▶ TASK TO CARRY OUT: Using the material that follows, work out how many lines include the word "data". Your answer should be that number only.
━━━━━━━━━━━━━━━━
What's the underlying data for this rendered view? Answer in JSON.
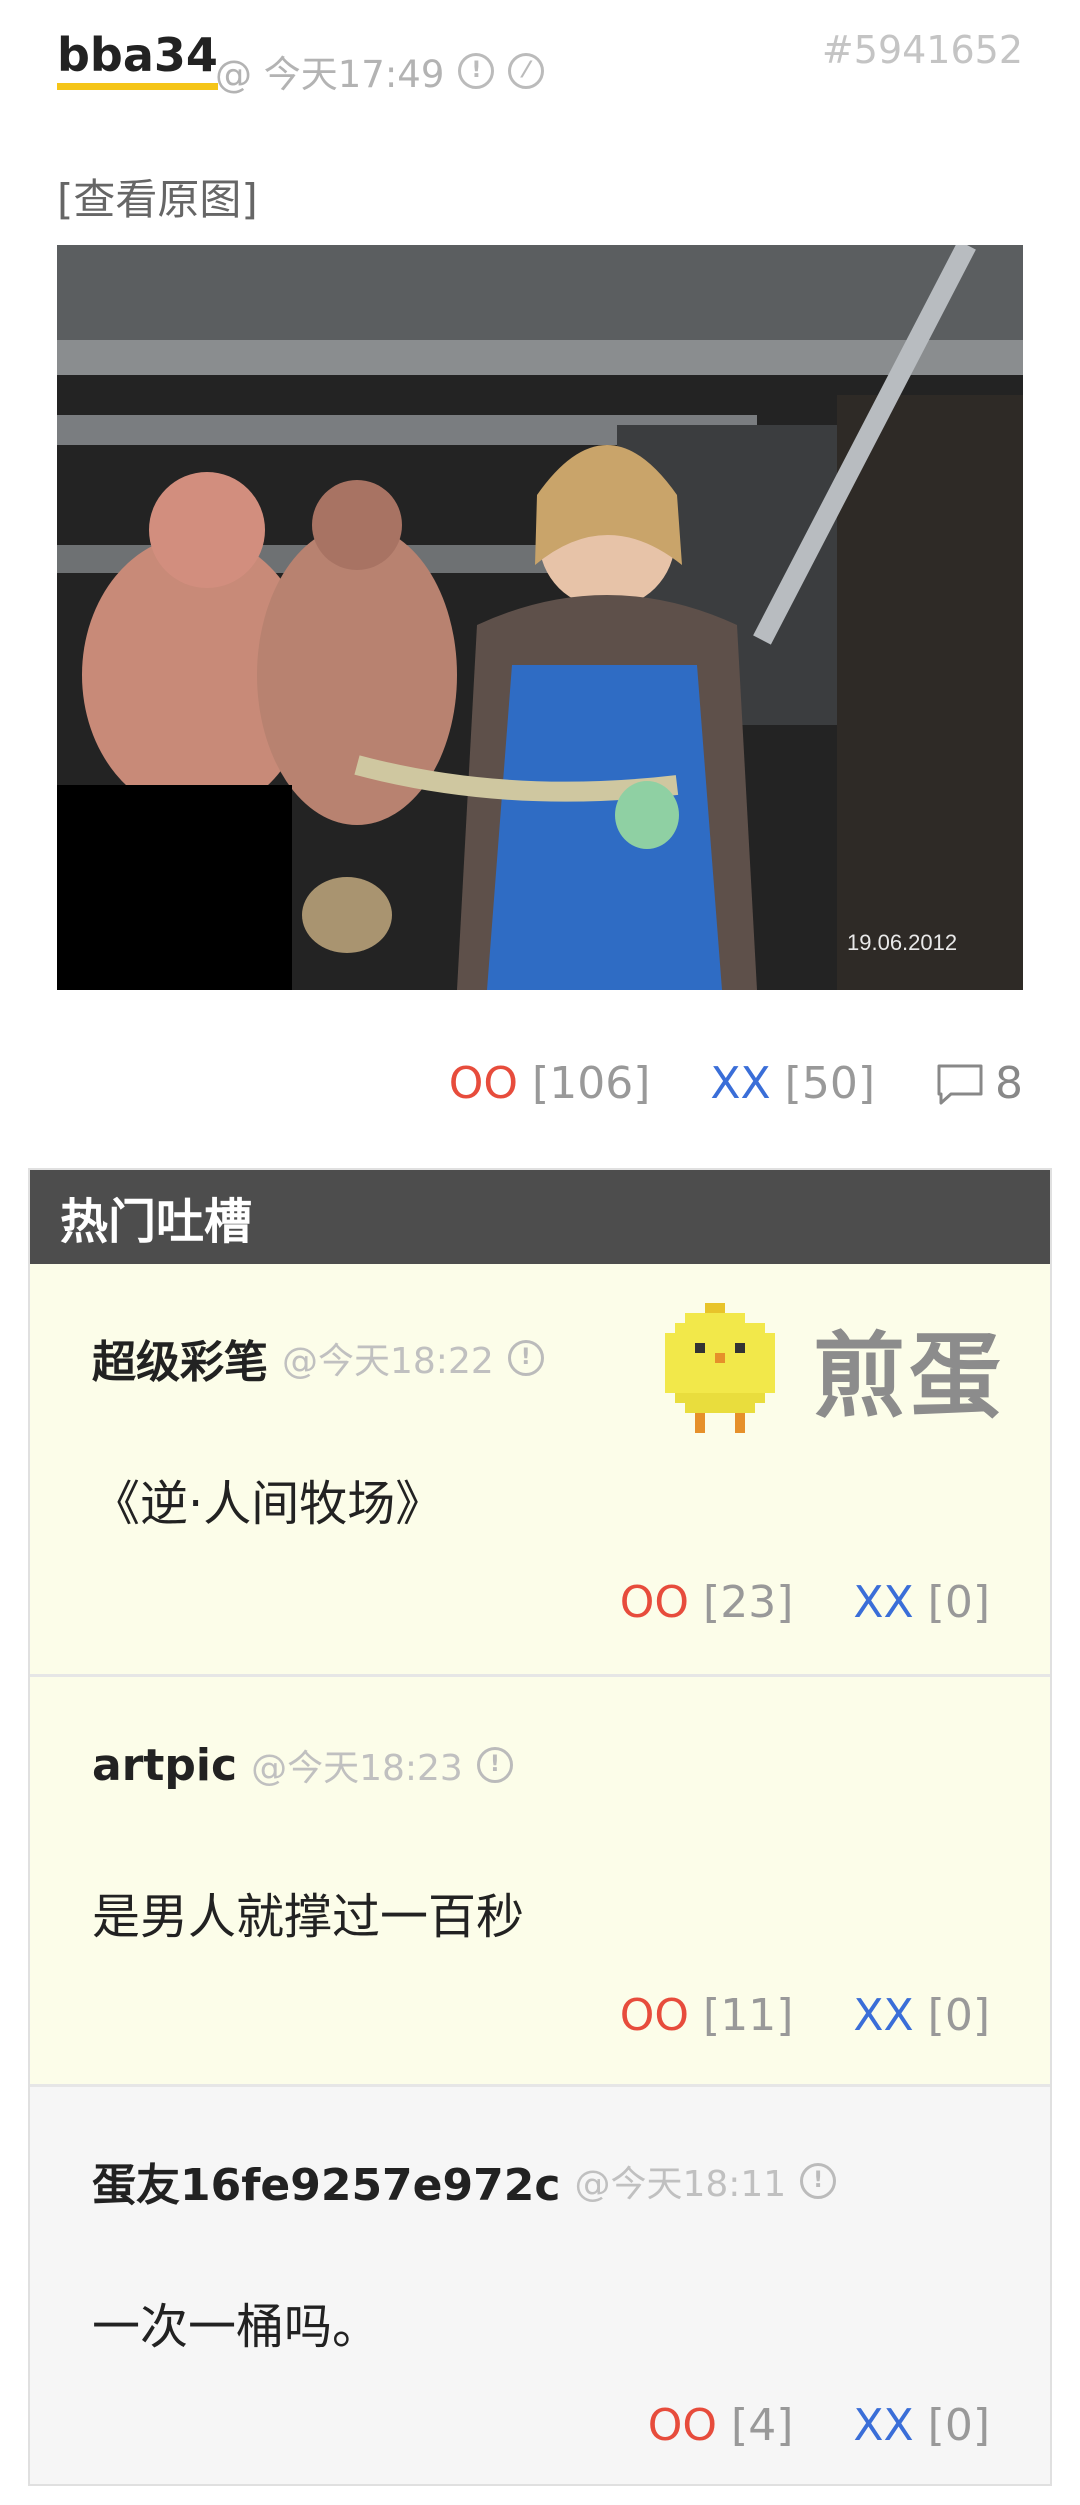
{
  "post": {
    "author": "bba34",
    "timestamp": "@ 今天17:49",
    "report_icon": "exclamation-circle-icon",
    "block_icon": "slash-circle-icon",
    "id": "#5941652",
    "view_original": "[查看原图]",
    "image_date": "19.06.2012",
    "oo_label": "OO",
    "oo_count": "[106]",
    "xx_label": "XX",
    "xx_count": "[50]",
    "comments_count": "8"
  },
  "hot": {
    "title": "热门吐槽",
    "logo_text": "煎蛋",
    "comments": [
      {
        "author": "超级彩笔",
        "time": "@今天18:22",
        "body": "《逆·人间牧场》",
        "oo": "OO",
        "oo_count": "[23]",
        "xx": "XX",
        "xx_count": "[0]"
      },
      {
        "author": "artpic",
        "time": "@今天18:23",
        "body": "是男人就撑过一百秒",
        "oo": "OO",
        "oo_count": "[11]",
        "xx": "XX",
        "xx_count": "[0]"
      },
      {
        "author": "蛋友16fe9257e972c",
        "time": "@今天18:11",
        "body": "一次一桶吗。",
        "oo": "OO",
        "oo_count": "[4]",
        "xx": "XX",
        "xx_count": "[0]"
      }
    ]
  },
  "colors": {
    "accent": "#f5c518",
    "oo": "#e74c3c",
    "xx": "#3a6ed8",
    "header": "#4d4d4d",
    "hot_bg": "#fcfde9"
  }
}
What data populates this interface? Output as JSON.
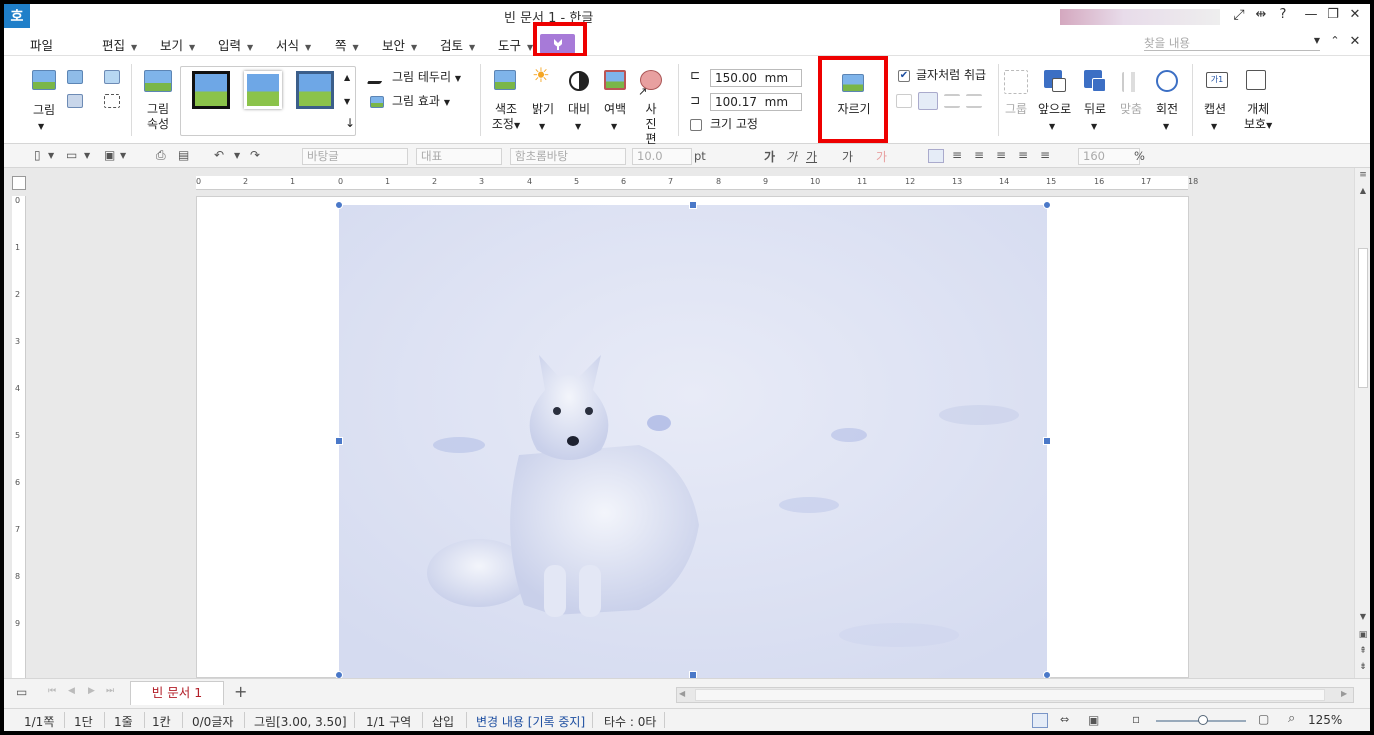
{
  "titlebar": {
    "app_icon": "호",
    "title": "빈 문서 1 - 한글",
    "controls": [
      "fullscreen-icon",
      "resize-icon",
      "help-icon",
      "minimize-icon",
      "restore-icon",
      "close-icon"
    ],
    "help": "?",
    "minimize": "—",
    "restore": "❐",
    "close": "✕"
  },
  "menubar": {
    "file": "파일",
    "items": [
      "편집",
      "보기",
      "입력",
      "서식",
      "쪽",
      "보안",
      "검토",
      "도구"
    ],
    "picture_tool_tab_icon": "picture-tool-icon",
    "find_placeholder": "찾을 내용"
  },
  "ribbon": {
    "picture": "그림",
    "picture_props": [
      "그림",
      "속성"
    ],
    "border": "그림 테두리",
    "effect": "그림 효과",
    "color_adjust": [
      "색조",
      "조정"
    ],
    "brightness": "밝기",
    "contrast": "대비",
    "margin": "여백",
    "photo_edit": [
      "사진",
      "편집"
    ],
    "width_value": "150.00",
    "height_value": "100.17",
    "unit": "mm",
    "lock_size": "크기 고정",
    "crop": "자르기",
    "treat_as_char": "글자처럼 취급",
    "group": "그룹",
    "front": "앞으로",
    "back": "뒤로",
    "align": "맞춤",
    "rotate": "회전",
    "caption": "캡션",
    "caption_icon_text": "가1",
    "protect": [
      "개체",
      "보호"
    ]
  },
  "toolbar": {
    "style": "바탕글",
    "lang": "대표",
    "font": "함초롬바탕",
    "size": "10.0",
    "size_unit": "pt",
    "zoom": "160",
    "zoom_unit": "%",
    "format_glyphs": [
      "가",
      "가",
      "가",
      "가",
      "가"
    ]
  },
  "ruler": {
    "h_ticks": [
      "0",
      "2",
      "1",
      "0",
      "1",
      "2",
      "3",
      "4",
      "5",
      "6",
      "7",
      "8",
      "9",
      "10",
      "11",
      "12",
      "13",
      "14",
      "15",
      "16",
      "17",
      "18"
    ],
    "v_ticks": [
      "0",
      "1",
      "2",
      "3",
      "4",
      "5",
      "6",
      "7",
      "8",
      "9"
    ]
  },
  "tabs": {
    "doc_tab": "빈 문서 1",
    "add": "+"
  },
  "status": {
    "page": "1/1쪽",
    "col": "1단",
    "line": "1줄",
    "cell": "1칸",
    "chars": "0/0글자",
    "object": "그림[3.00, 3.50]",
    "section": "1/1 구역",
    "mode": "삽입",
    "track": "변경 내용 [기록 중지]",
    "typing": "타수 : 0타",
    "zoom": "125%"
  }
}
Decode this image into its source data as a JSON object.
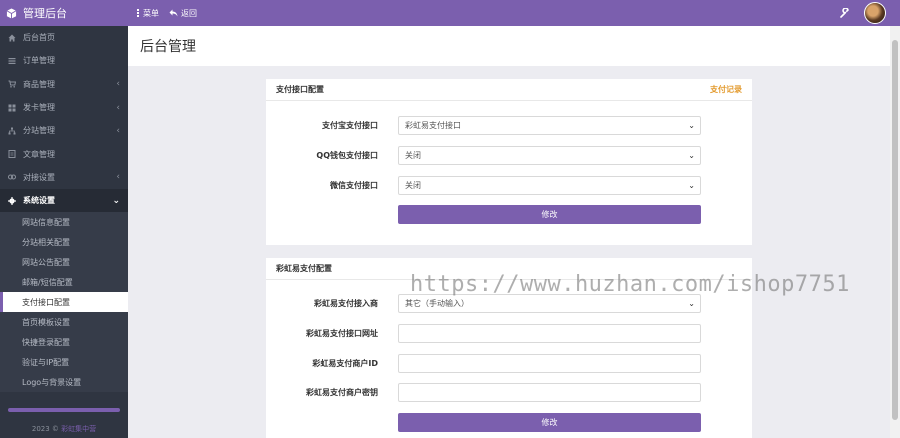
{
  "header": {
    "brand": "管理后台",
    "menu_label": "菜单",
    "back_label": "返回",
    "accent": "#7b5fae"
  },
  "sidebar": {
    "items": [
      {
        "label": "后台首页",
        "icon": "home-icon",
        "chevron": false
      },
      {
        "label": "订单管理",
        "icon": "list-icon",
        "chevron": false
      },
      {
        "label": "商品管理",
        "icon": "cart-icon",
        "chevron": true
      },
      {
        "label": "发卡管理",
        "icon": "grid-icon",
        "chevron": true
      },
      {
        "label": "分站管理",
        "icon": "sitemap-icon",
        "chevron": true
      },
      {
        "label": "文章管理",
        "icon": "doc-icon",
        "chevron": false
      },
      {
        "label": "对接设置",
        "icon": "link-icon",
        "chevron": true
      },
      {
        "label": "系统设置",
        "icon": "gear-icon",
        "chevron": true,
        "open": true
      }
    ],
    "subitems": [
      "网站信息配置",
      "分站相关配置",
      "网站公告配置",
      "邮箱/短信配置",
      "支付接口配置",
      "首页模板设置",
      "快捷登录配置",
      "验证与IP配置",
      "Logo与背景设置"
    ],
    "active_subitem_index": 4,
    "footer_year": "2023 ©",
    "footer_link": "彩虹集中营"
  },
  "page": {
    "title": "后台管理"
  },
  "pay_config": {
    "title": "支付接口配置",
    "records_link": "支付记录",
    "alipay_label": "支付宝支付接口",
    "alipay_value": "彩虹易支付接口",
    "qq_label": "QQ钱包支付接口",
    "qq_value": "关闭",
    "wechat_label": "微信支付接口",
    "wechat_value": "关闭",
    "submit_label": "修改"
  },
  "epay_config": {
    "title": "彩虹易支付配置",
    "provider_label": "彩虹易支付接入商",
    "provider_value": "其它（手动输入）",
    "url_label": "彩虹易支付接口网址",
    "url_value": "",
    "pid_label": "彩虹易支付商户ID",
    "pid_value": "",
    "key_label": "彩虹易支付商户密钥",
    "key_value": "",
    "submit_label": "修改"
  },
  "watermark": "https://www.huzhan.com/ishop7751"
}
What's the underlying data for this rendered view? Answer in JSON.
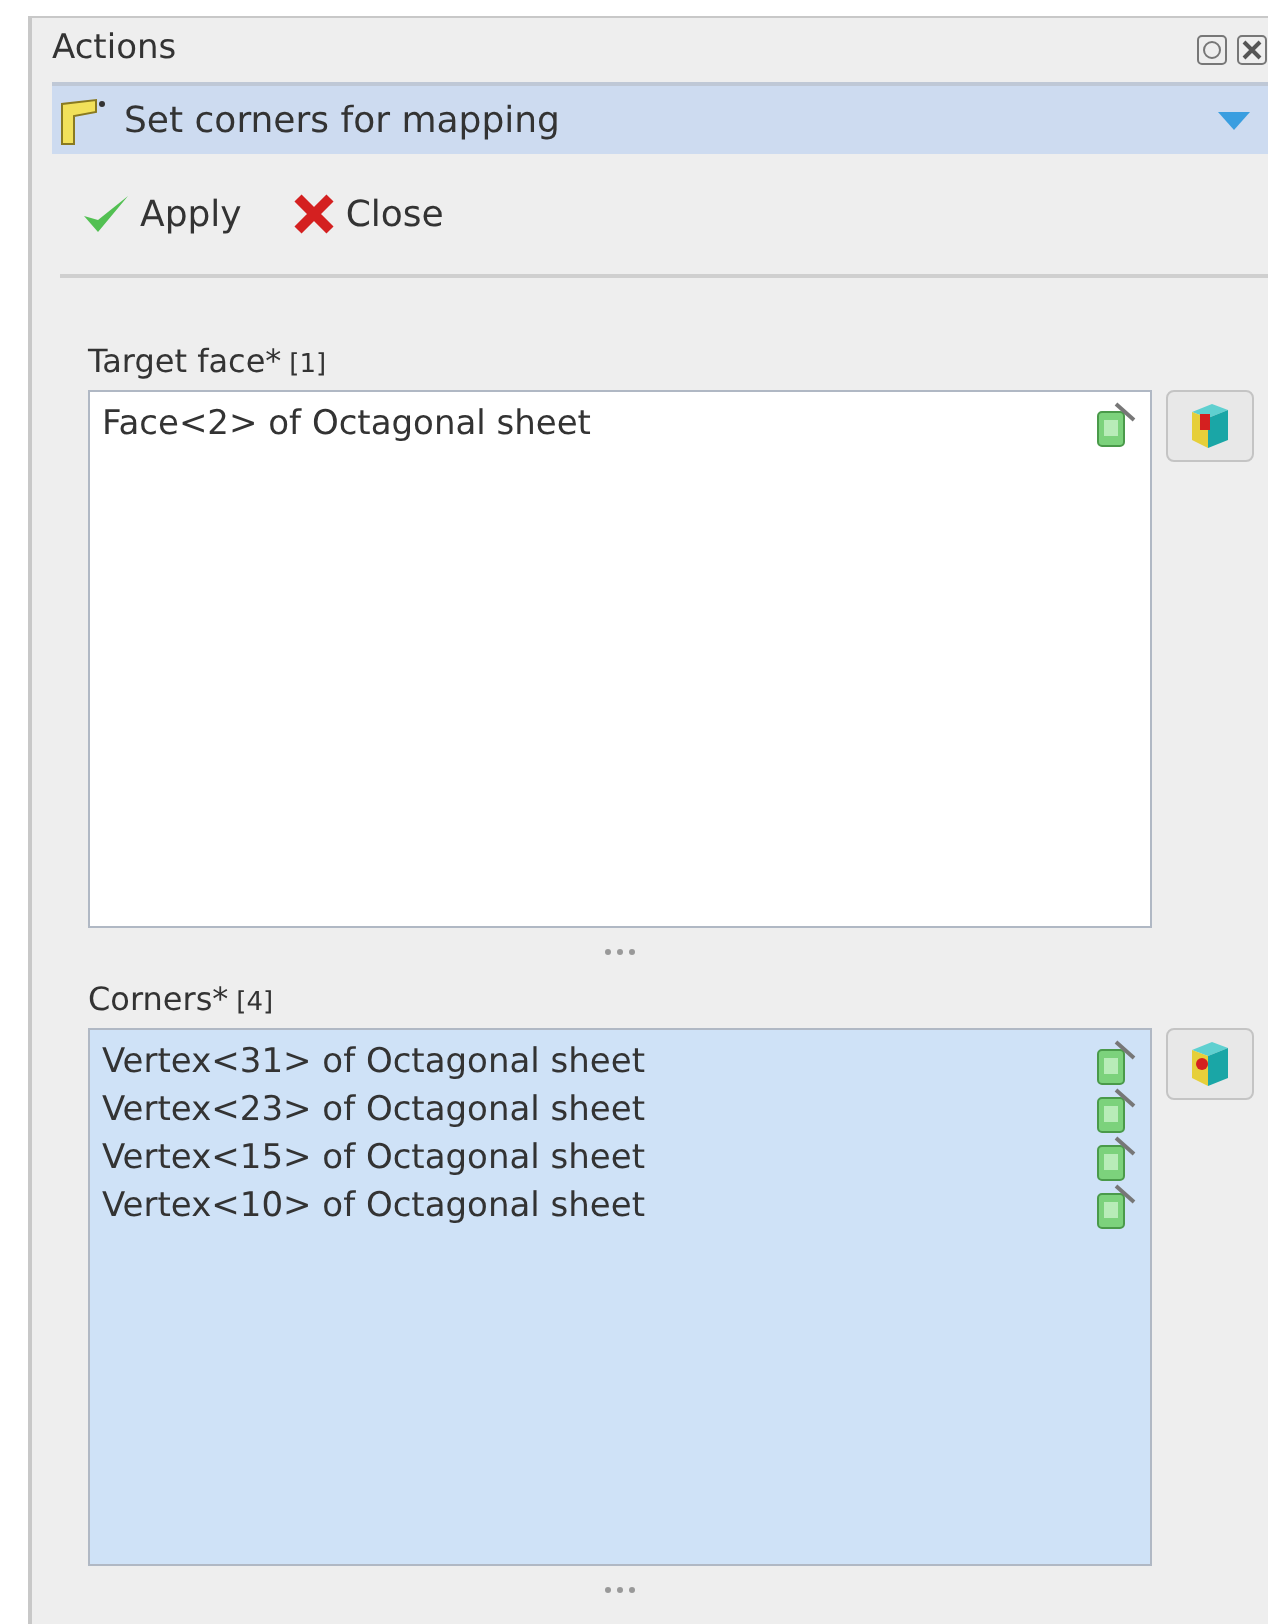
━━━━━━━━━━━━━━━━
▶ EXERCISE RESULT: 4